### [Data under study]
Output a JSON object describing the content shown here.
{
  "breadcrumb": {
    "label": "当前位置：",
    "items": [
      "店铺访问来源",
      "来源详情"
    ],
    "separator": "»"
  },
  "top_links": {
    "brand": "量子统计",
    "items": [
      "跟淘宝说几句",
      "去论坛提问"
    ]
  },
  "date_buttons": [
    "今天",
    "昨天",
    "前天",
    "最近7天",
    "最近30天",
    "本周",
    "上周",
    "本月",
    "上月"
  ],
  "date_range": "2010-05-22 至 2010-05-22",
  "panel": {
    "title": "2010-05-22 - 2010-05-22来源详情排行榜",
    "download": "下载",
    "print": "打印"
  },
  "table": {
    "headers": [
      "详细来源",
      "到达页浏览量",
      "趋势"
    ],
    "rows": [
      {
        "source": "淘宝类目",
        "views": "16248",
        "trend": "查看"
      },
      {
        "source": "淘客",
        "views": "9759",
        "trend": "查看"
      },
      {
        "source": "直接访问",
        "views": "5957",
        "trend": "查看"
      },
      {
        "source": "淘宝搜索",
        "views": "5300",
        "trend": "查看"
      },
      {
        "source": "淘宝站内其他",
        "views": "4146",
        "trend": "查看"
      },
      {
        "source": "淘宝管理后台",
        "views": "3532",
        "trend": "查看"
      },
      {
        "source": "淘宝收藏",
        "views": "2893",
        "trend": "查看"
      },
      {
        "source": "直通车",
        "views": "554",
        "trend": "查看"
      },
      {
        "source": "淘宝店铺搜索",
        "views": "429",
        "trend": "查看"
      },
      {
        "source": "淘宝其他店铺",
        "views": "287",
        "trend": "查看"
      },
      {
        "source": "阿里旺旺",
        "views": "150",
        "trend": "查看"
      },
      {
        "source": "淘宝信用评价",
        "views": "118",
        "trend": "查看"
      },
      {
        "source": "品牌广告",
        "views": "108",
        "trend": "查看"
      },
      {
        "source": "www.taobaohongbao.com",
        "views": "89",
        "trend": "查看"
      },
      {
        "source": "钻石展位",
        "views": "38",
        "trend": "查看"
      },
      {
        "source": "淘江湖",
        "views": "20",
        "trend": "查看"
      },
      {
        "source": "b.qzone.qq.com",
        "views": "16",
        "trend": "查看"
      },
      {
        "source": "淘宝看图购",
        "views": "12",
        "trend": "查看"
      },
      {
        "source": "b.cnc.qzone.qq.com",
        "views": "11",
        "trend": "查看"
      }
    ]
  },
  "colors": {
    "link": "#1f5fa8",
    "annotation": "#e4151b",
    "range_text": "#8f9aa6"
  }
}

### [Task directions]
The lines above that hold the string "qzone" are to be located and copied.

### [Answer space]
        "source": "b.qzone.qq.com",
        "source": "b.cnc.qzone.qq.com",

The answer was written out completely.